Looking at the entries, say how many lines contain the string "from". Offer nothing besides the number.

- Opening Delimiter -

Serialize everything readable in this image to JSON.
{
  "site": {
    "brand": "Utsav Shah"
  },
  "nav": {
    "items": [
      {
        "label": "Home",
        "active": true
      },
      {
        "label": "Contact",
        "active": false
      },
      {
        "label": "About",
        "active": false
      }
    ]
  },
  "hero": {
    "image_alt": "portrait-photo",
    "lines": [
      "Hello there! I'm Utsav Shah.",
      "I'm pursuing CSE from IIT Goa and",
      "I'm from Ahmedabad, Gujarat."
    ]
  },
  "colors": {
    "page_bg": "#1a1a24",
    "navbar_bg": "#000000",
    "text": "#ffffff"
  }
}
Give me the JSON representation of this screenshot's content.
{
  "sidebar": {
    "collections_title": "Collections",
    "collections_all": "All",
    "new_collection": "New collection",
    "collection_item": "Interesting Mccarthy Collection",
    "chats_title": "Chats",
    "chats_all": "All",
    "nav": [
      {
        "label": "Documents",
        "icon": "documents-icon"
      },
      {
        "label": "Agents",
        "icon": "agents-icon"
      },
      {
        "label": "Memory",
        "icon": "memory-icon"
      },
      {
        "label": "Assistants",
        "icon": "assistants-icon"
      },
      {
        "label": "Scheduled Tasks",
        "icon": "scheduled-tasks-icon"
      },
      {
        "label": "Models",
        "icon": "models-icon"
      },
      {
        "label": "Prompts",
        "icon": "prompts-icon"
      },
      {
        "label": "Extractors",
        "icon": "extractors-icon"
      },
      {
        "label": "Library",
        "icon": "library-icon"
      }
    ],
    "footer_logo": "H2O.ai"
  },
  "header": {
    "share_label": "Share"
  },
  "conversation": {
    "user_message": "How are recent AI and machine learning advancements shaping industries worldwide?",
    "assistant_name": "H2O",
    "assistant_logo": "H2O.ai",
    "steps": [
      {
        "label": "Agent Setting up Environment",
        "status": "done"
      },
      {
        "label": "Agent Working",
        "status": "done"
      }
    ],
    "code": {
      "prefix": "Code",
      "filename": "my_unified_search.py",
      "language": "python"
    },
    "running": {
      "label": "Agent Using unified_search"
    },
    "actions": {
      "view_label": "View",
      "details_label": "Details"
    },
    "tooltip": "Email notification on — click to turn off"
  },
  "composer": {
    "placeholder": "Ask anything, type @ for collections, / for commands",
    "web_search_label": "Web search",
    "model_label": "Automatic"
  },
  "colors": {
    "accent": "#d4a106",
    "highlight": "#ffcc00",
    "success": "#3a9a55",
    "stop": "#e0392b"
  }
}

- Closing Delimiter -

FINISHED EXERCISE
2